Additional Information:© 2021 American Physical Society. Received 29 October 2020; accepted 27 January 2021; published 4 March 2021. The authors thank Geert Raaijmakers and Andrew Matas for their help with the use of pyCBC. UNH authors gratefully acknowledges support from the NSF through Grant No. PHY-1806278, from the DOE through Grant No. DE-SC0020435, and from NASA through Grant No. 80NSSC18K0565. M. D. gratefully acknowledges support from the NSF through Grant No. PHY-1806207. H. P. gratefully acknowledges support from the NSERC Canada. L. K. acknowledges support from NSF Grants No. PHY-1912081 and No. OAC-1931280. F. H. and M. S. acknowledge support from NSF Grants No. PHY-170212 and No. PHY-1708213. F. H., L. K., N. D. and M. S. also thank the Sherman Fairchild Foundation for their support. T. H. acknowledges support from the Delta Institute for Theoretical Physics (DeltaITP) and NWO Projectruimte grant GW-EM NS, and from the NWO sectorplan. This research is part of the Frontera computing project at the Texas Advanced Computing Center.

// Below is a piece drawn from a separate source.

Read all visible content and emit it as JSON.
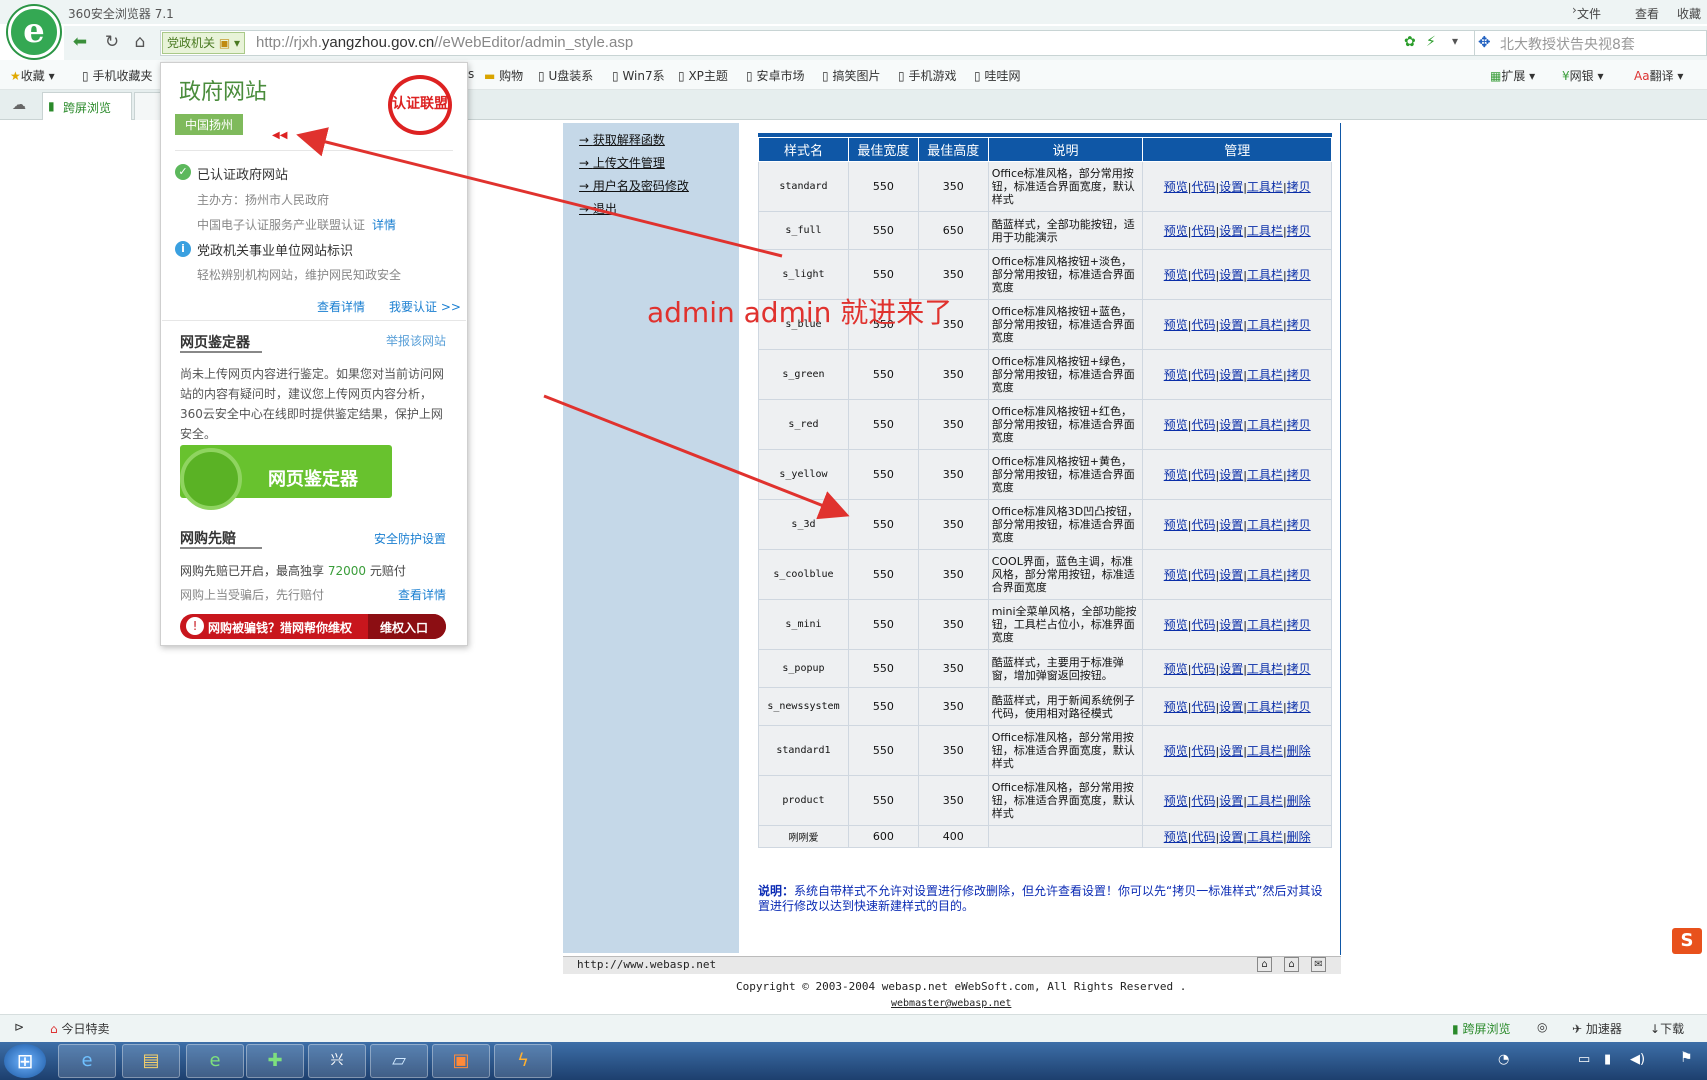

Frontera is made possible by National Science Foundation award OAC-1818253. This work used the Extreme Science and Engineering Discovery Environment (XSEDE), which is supported by National Science Foundation Grant No. ACI-1548562. Simulations were performed on the Bridges cluster at the Pittsburgh Supercomputing Center and on the comet cluster at the San Diego Supercomputing Center, though XSEDE award TG-PHY990007N. Computations were also performed on the Wheeler clusters at Caltech, supported by the Sherman Fairchild Foundation and by Caltech.
Group:TAPIR, Walter Burke Institute for Theoretical Physics
Funders:
Funding AgencyGrant Number
NSFPHY-1806278
Department of Energy (DOE)DE-SC0020435
NASA80NSSC18K0565
NSFPHY-1806207
Natural Sciences and Engineering Research Council of Canada (NSERC)UNSPECIFIED
NSFPHY-1912081
NSFOAC-1931280
NSFPHY-170212
NSFPHY-1708213
Sherman Fairchild FoundationUNSPECIFIED
Delta Institute for Theoretical PhysicsUNSPECIFIED
Nederlandse Organisatie voor Wetenschappelijk Onderzoek (NWO)GW-EM NS
NSFOAC-1818253
NSFACI-1548562
NSFTG-PHY990007N
Issue or Number:6
Record Number:CaltechAUTHORS:20210305-080828408
Persistent URL:https://resolver.caltech.edu/CaltechAUTHORS:20210305-080828408
Usage Policy:No commercial reproduction, distribution, display or performance rights in this work are provided.
ID Code:108324
Collection:CaltechAUTHORS
Deposited By: Tony Diaz
Deposited On:08 Mar 2021 20:39
Last Modified:08 Mar 2021 20:39

Repository Staff Only: item control page